“Talk to Me” continues the anxiousness of the opener with El-P’s continuing mastery of acoustic and electronic blends: a raw drum sample introduces a quick and nervous Mike verse with the spoken word bible reading in the middle accompanied by dramatic low frequency piano notes. Next, we get a more methodically paced romp on “Legend Has It” before “Call Ticketron” rides in with raucous bass. “Ticketron” makes a little bit of a social comment as the constant “Live at the Garden” phrases are met with some of the most unsettling comments of the album: “I’m the shamalama doomalama danger dick’ll do your mama/Skeeter with the peter, never eat her, tell her see ya later.” Maybe the track showcases a bit of Run the Jewels self-deprecation as it turns out that no matter how disgusting the talk on RTJ projects gets, the duo only seems to be garnering more recognition, but I think the track leans more towards criticism of the behemoth entertainment industry. The moniker “Ticketron” makes the likes of Universal Music and Ticketmaster sound like bloodsucking robots and Run the Jewels exaggerate their heartlessness to shed light on the vicious industry climate that they have to deal with.

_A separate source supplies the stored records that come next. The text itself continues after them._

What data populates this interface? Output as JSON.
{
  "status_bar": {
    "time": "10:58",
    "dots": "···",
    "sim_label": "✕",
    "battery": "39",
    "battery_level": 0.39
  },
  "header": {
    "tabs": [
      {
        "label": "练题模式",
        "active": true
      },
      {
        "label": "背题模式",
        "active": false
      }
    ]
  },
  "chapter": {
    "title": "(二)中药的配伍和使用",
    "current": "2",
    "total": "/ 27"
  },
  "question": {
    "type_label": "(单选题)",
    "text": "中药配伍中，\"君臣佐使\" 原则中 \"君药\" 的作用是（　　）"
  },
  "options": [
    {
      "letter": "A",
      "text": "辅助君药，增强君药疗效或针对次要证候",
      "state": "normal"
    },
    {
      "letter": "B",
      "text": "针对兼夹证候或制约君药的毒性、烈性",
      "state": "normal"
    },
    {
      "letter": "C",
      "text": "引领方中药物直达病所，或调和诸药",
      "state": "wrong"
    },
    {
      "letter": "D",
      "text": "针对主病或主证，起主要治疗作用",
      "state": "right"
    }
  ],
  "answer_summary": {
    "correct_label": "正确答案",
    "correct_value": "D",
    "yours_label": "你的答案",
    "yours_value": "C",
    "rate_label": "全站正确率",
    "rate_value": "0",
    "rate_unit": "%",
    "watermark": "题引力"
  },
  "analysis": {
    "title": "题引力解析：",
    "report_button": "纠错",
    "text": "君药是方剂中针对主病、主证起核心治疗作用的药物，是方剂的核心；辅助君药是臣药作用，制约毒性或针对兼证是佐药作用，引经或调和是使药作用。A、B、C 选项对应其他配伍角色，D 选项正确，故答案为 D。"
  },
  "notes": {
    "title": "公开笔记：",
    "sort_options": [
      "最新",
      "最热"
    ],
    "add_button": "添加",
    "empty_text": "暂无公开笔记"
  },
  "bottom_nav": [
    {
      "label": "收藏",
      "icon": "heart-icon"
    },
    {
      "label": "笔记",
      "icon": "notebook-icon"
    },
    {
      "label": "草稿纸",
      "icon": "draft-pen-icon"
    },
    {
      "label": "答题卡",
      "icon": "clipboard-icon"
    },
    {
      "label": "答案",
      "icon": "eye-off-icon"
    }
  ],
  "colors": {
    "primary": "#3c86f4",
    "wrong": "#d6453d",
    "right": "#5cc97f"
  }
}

The next four tracks hang in a relatively similar place, but the Danny Brown feature is certainly welcome and Mike and El-P never fail to deliver a solid verse with entertaining rhyme schemes: “Say hello to the masters, on behalf of the classless masses/We showed up, ski masks, picks, and axes to murder asses.” “2100” returns to the heaviness of the opener. Mike opens with “How long before the hate that we hold lead us to another Holocaust,” again not necessarily directly addressing the modern political climate, but certainly capturing its mood. This combined with the longing 6/8 beat and Boots’ yearning “Save my swollen heart, bring me home from the dark” hook make for a centerpiece of a track.
The energy continues to accelerate for the rest of the project. Trina shows up for an asskicking hook on “Panther Like a Panther” with the guitar heavy “Oh Mama” almost achieving punk undertones. Even though these tunes offer a bit of confidence, there’s still an element of darkness within the production. As Trina yelps “I’m the shit,” anxious, distant synths provide a rather dark mood, then the strained, distorted guitars put a damper on the boisterous verses of “Oh Mama.” The dark undertones continue throughout “Thursday in the Danger Room” with Kamasi Washington offering a massive melody for the hook before “A Report to the Shareholders” drones on for six-minutes.
If Run the Jewels 1 and 2 are soundtracks to comic book movies, RTJ3 is the Dark Knight addition. El-P continues to construct unrelenting walls of sound, but these ones dangerous for all involved: the sky is grey, the world is ending and even Killer Mike fears for his life. There is a shade of rehashing the duo’s past. Although the deep piano notes on “Talk to Me” change the meaning of the track, they have appeared before in El-P’s sonic landscape. Also, the record has its fair share of dick jokes, but, overall, the Run the Jewels universe continues to expand and the duo seems to be digging deeper into their relationship with each passing track.
Killer Mike and El-P go heavier, but with a bit less fist to the listener’s face confidence.
free download available through RTJ website: https://runthejewels.com/